An example of Meddisky's lies is the article 'UJS fail to prevent speaker on Zionism', subtitled 'Greenstein meeting takes place', in the paper of the LSE students union.7 In the same edition, there is a letter by a member of the Labour Club detailing how he and other socialists were called 'anti-semitic' by UJS for not supporting my banning! Likewise in the National Union of Students. Although David Aaronovitch and other luminaries of the right in NUS tried to ban me, they failed. Most of them, of course, are now in or around the New Labour government, demonstrating their commitment to anti-racism by trying to deport asylum-seekers.
Simon Hughes argues that to seek to analyse both anti-semitism and Zionism is "ideologically narrow" as well as sectarian. The Palestine Solidarity Campaign is a "broad-based movement in solidarity with the Palestinians", he argues (Letters, March 22). But the two are not incompatible. A movement of solidarity can also engage in internal debates and education, not least when it concerns the nature of those they are campaigning against. Neither the Vietnam Solidarity Campaign nor Troops Out of Ireland saw any contradiction between education and activity.
Most such campaigns - eg, the Anti-Apartheid Movement and the Cuba and Venezuela solidarity movements - do not face a well funded, articulate opposition. There is no Cuba lobby in Britain that supports the US government economic blockade or a Venezuela lobby that supports the opponents of Hugo Chávez. Zionism, on the contrary, has a very well funded lobby arguing in support of the 'right to exist' of the Israeli state and Zionism. Engaging in solidarity activity while excluding political education inevitably leads to a low level of political consciousness. That might explain why the concept of 'Jewish power' has surfaced in more than one PSC group. To pretend that there is no problem, that internal debate and education is unnecessary, that activity is everything, is a recipe for a situation where anti-semitic ideas can arise among some activists.

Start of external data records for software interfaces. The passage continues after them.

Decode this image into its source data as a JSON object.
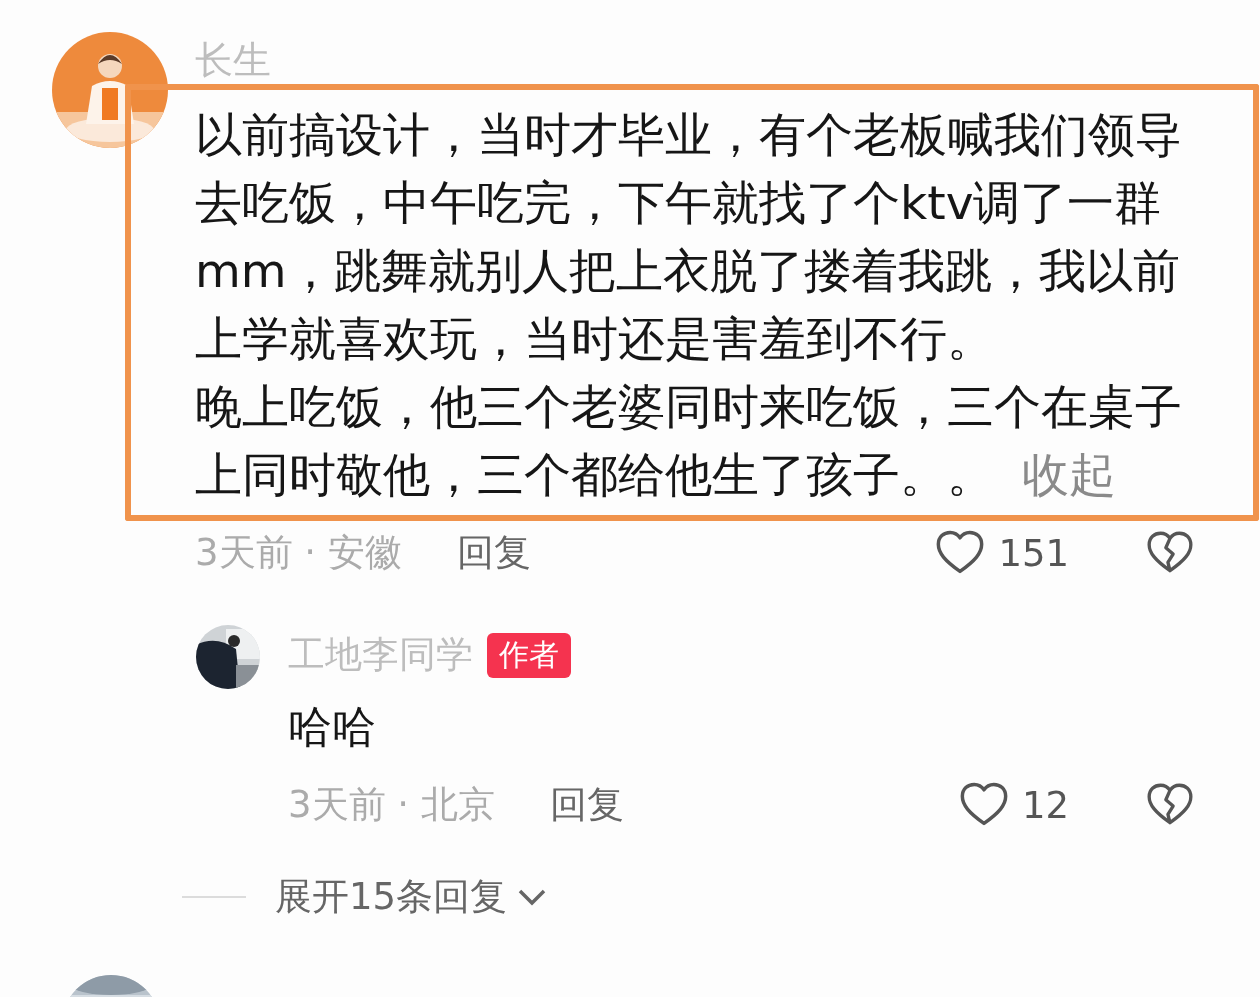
{
  "comment": {
    "author": "长生",
    "paragraphs": [
      "以前搞设计，当时才毕业，有个老板喊我们领导去吃饭，中午吃完，下午就找了个ktv调了一群mm，跳舞就别人把上衣脱了搂着我跳，我以前上学就喜欢玩，当时还是害羞到不行。",
      "晚上吃饭，他三个老婆同时来吃饭，三个在桌子上同时敬他，三个都给他生了孩子。。"
    ],
    "collapse_link": "收起",
    "meta": "3天前 · 安徽",
    "reply_label": "回复",
    "likes": "151"
  },
  "reply": {
    "author": "工地李同学",
    "badge": "作者",
    "text": "哈哈",
    "meta": "3天前 · 北京",
    "reply_label": "回复",
    "likes": "12"
  },
  "expand": {
    "label": "展开15条回复"
  }
}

Ironically, when the Enough coalition was being formed, Jews for Justice for Palestinians (JFJP) did raise the question of anti-semitism, in the context of the involvement of the Muslim Public Affairs Committee. Yet, when it comes to Deir Yassin Remembered, they preferred the 'hear no evil, see no evil, speak no evil' attitude of the PSC executive. Perhaps a clue as to why lies in the fact that JFJP has among its signatories people like David Hirsh and John Strawson of Engage, an organisation set up to fight the academic boycott of Israeli universities and for whom the Israeli state can do no wrong. The theme of muslim 'anti-semitism' is one that is very close to the hearts of Zionist activists.